Element data from apps and pages
________________________________________
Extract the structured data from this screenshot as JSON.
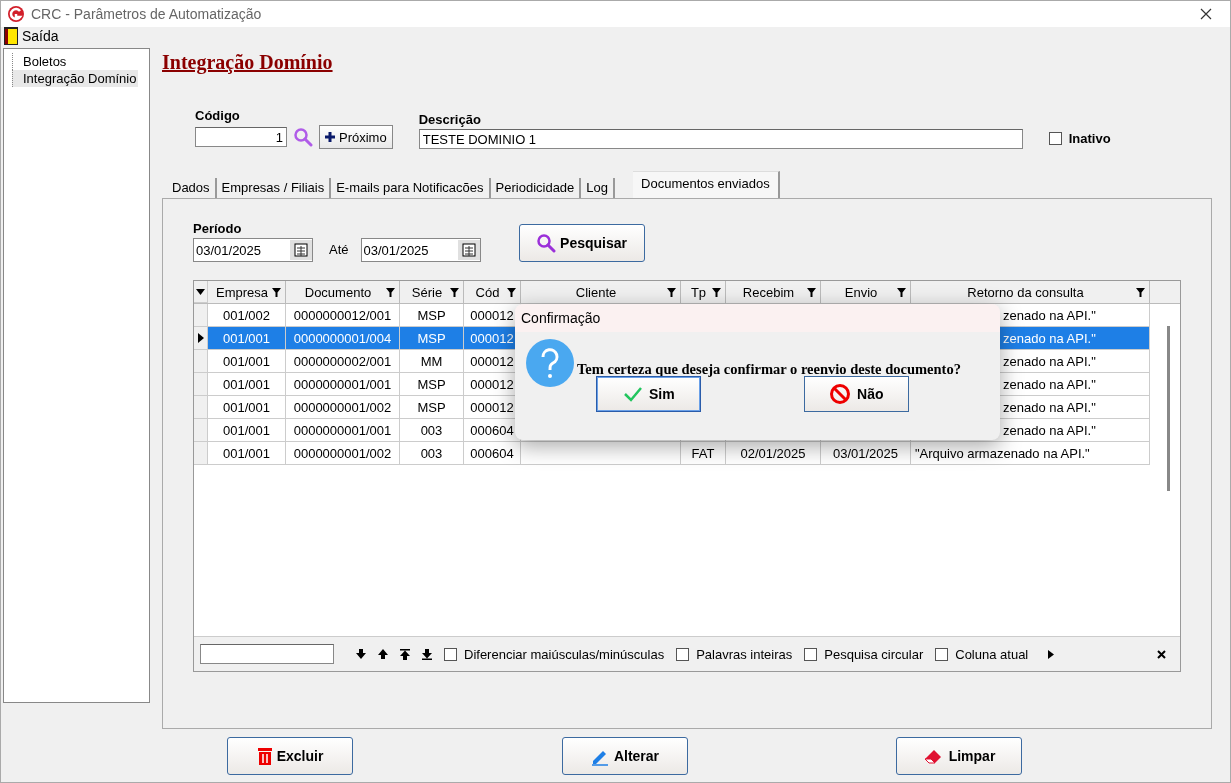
{
  "window": {
    "title": "CRC - Parâmetros de Automatização"
  },
  "menu": [
    {
      "label": "Saída"
    }
  ],
  "tree": [
    {
      "label": "Boletos",
      "selected": false
    },
    {
      "label": "Integração Domínio",
      "selected": true
    }
  ],
  "heading": "Integração Domínio",
  "codigo": {
    "label": "Código",
    "value": "1"
  },
  "next_button": "Próximo",
  "descricao": {
    "label": "Descrição",
    "value": "TESTE DOMINIO 1"
  },
  "inativo": {
    "label": "Inativo",
    "checked": false
  },
  "tabs": [
    {
      "label": "Dados",
      "selected": false
    },
    {
      "label": "Empresas / Filiais",
      "selected": false
    },
    {
      "label": "E-mails para Notificacões",
      "selected": false
    },
    {
      "label": "Periodicidade",
      "selected": false
    },
    {
      "label": "Log",
      "selected": false
    },
    {
      "label": "Documentos enviados",
      "selected": true
    }
  ],
  "periodo": {
    "label": "Período",
    "from": "03/01/2025",
    "until_label": "Até",
    "to": "03/01/2025"
  },
  "search_button": "Pesquisar",
  "table": {
    "columns": [
      "Empresa",
      "Documento",
      "Série",
      "Cód",
      "Cliente",
      "Tp",
      "Recebim",
      "Envio",
      "Retorno da consulta"
    ],
    "rows": [
      {
        "selected": false,
        "covered": true,
        "cells": [
          "001/002",
          "0000000012/001",
          "MSP",
          "000012",
          "",
          "",
          "",
          "",
          "zenado na API.\""
        ]
      },
      {
        "selected": true,
        "covered": true,
        "cells": [
          "001/001",
          "0000000001/004",
          "MSP",
          "000012",
          "",
          "",
          "",
          "",
          "zenado na API.\""
        ]
      },
      {
        "selected": false,
        "covered": true,
        "cells": [
          "001/001",
          "0000000002/001",
          "MM",
          "000012",
          "",
          "",
          "",
          "",
          "zenado na API.\""
        ]
      },
      {
        "selected": false,
        "covered": true,
        "cells": [
          "001/001",
          "0000000001/001",
          "MSP",
          "000012",
          "",
          "",
          "",
          "",
          "zenado na API.\""
        ]
      },
      {
        "selected": false,
        "covered": true,
        "cells": [
          "001/001",
          "0000000001/002",
          "MSP",
          "000012",
          "",
          "",
          "",
          "",
          "zenado na API.\""
        ]
      },
      {
        "selected": false,
        "covered": true,
        "cells": [
          "001/001",
          "0000000001/001",
          "003",
          "000604",
          "",
          "",
          "",
          "",
          "zenado na API.\""
        ]
      },
      {
        "selected": false,
        "covered": false,
        "cells": [
          "001/001",
          "0000000001/002",
          "003",
          "000604",
          "",
          "FAT",
          "02/01/2025",
          "03/01/2025",
          "\"Arquivo armazenado na API.\""
        ]
      }
    ]
  },
  "find_bar": {
    "options": [
      {
        "label": "Diferenciar maiúsculas/minúsculas",
        "checked": false
      },
      {
        "label": "Palavras inteiras",
        "checked": false
      },
      {
        "label": "Pesquisa circular",
        "checked": false
      },
      {
        "label": "Coluna atual",
        "checked": false
      }
    ]
  },
  "dialog": {
    "title": "Confirmação",
    "message": "Tem certeza que deseja confirmar o reenvio deste documento?",
    "buttons": [
      {
        "label": "Sim",
        "kind": "yes"
      },
      {
        "label": "Não",
        "kind": "no"
      }
    ]
  },
  "buttons": [
    {
      "label": "Excluir",
      "kind": "delete"
    },
    {
      "label": "Alterar",
      "kind": "edit"
    },
    {
      "label": "Limpar",
      "kind": "clear"
    }
  ]
}
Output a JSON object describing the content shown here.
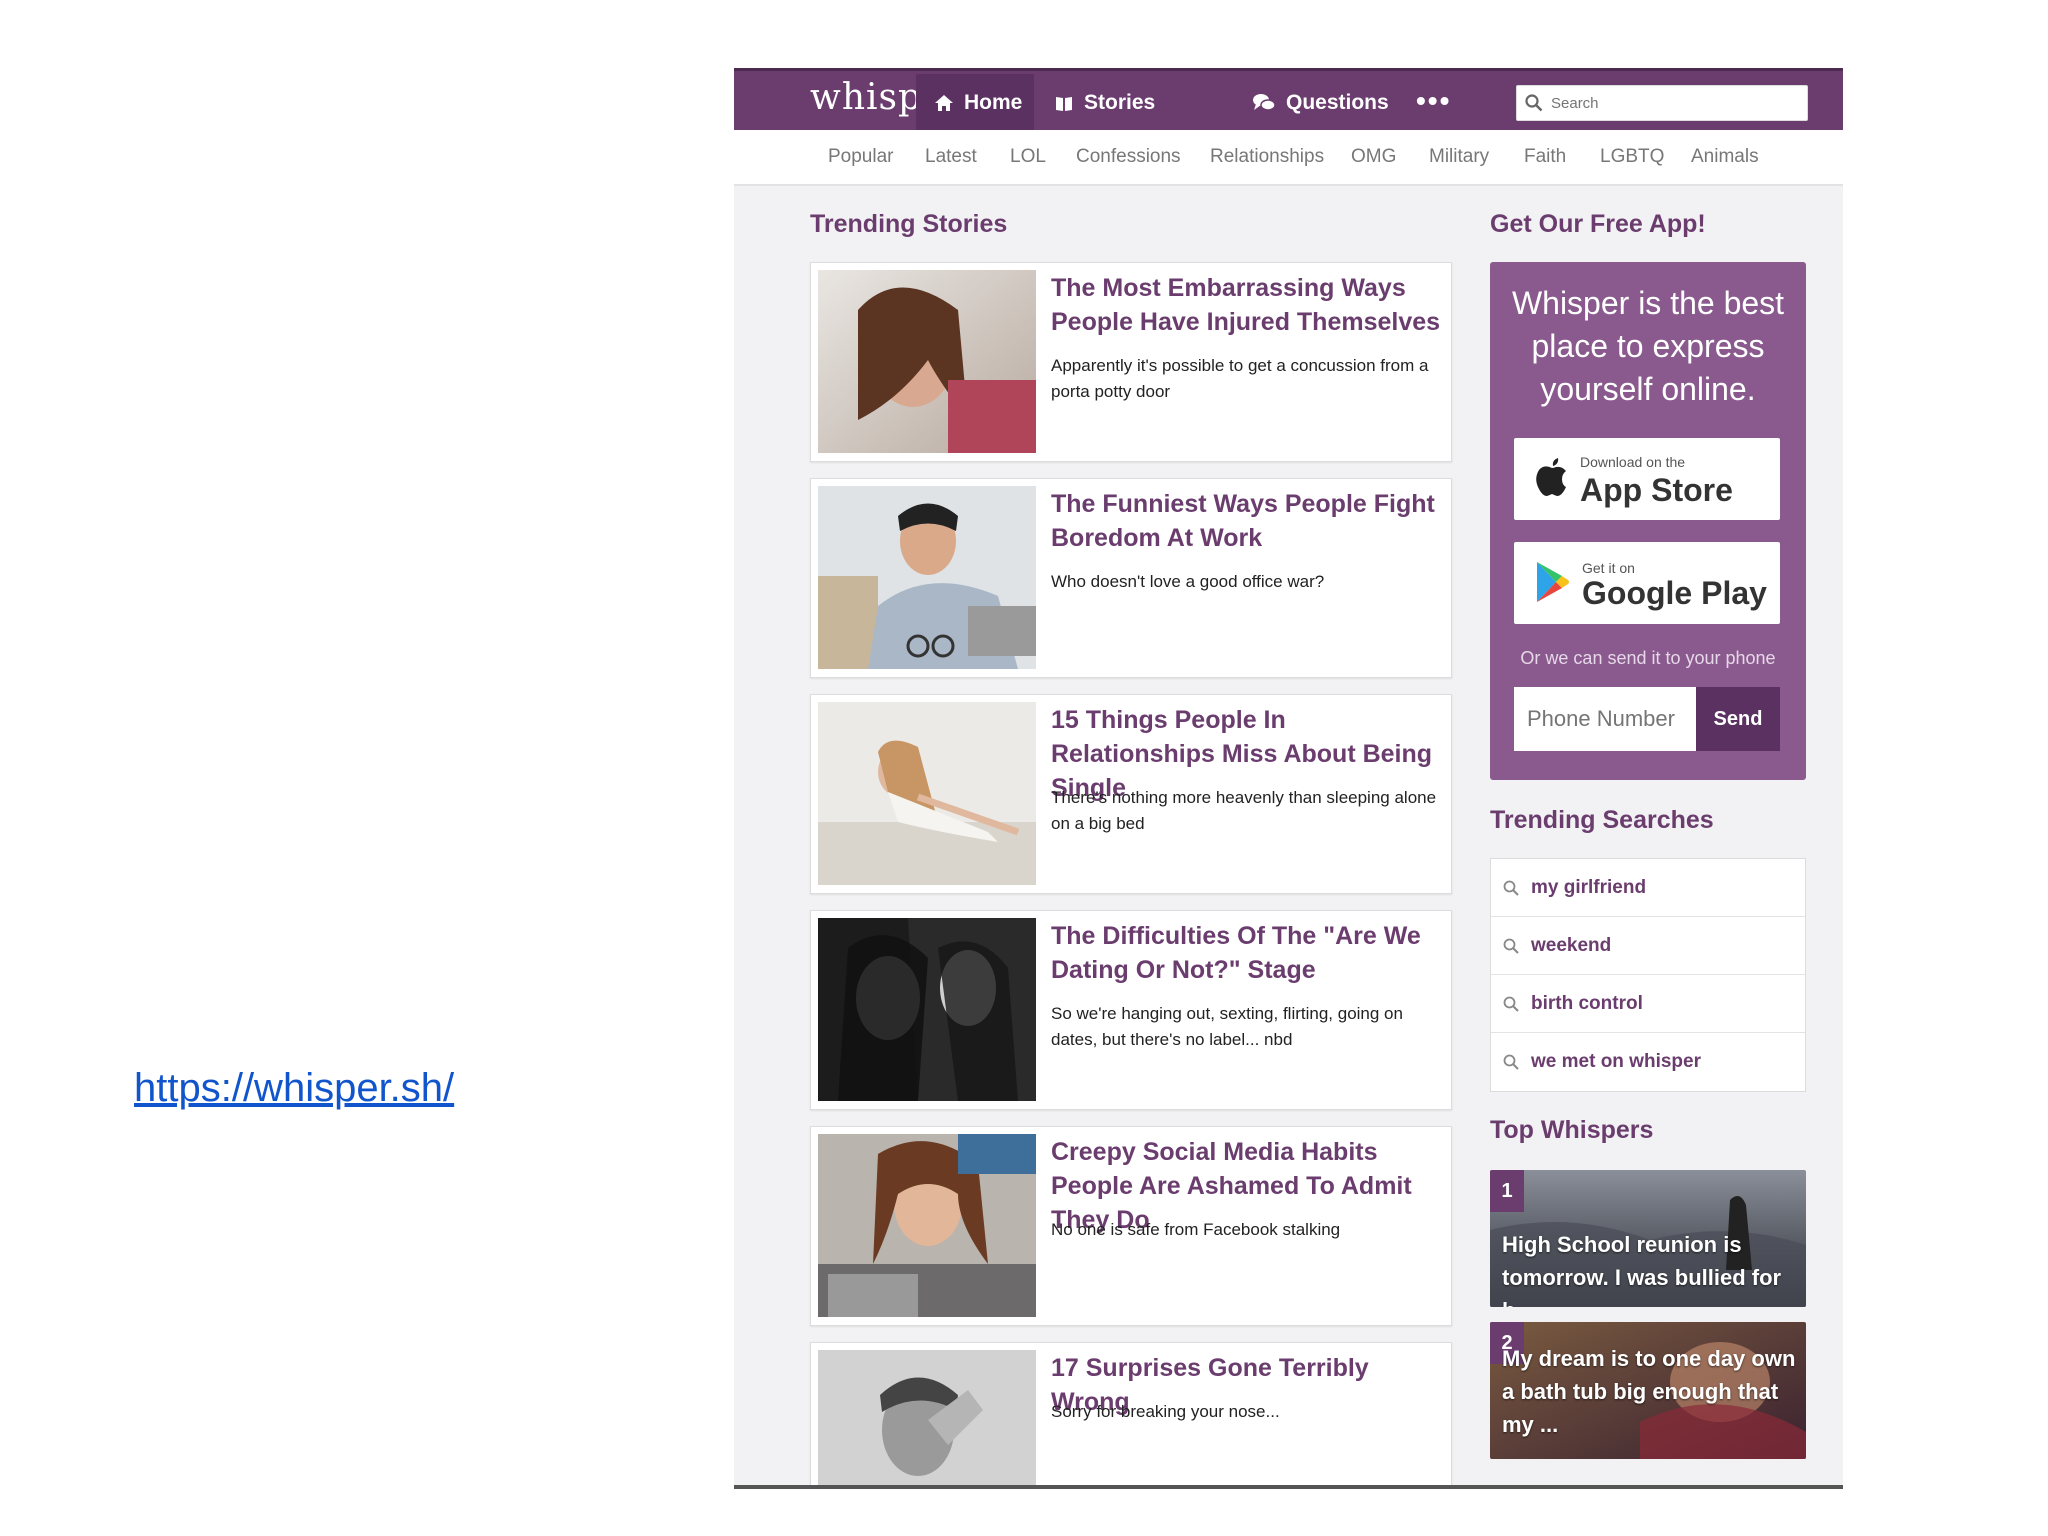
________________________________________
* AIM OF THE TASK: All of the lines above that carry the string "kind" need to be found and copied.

* EXERCISE ANSWER:
        "kind": "yes"
        "kind": "no"
      "kind": "delete"
      "kind": "edit"
      "kind": "clear"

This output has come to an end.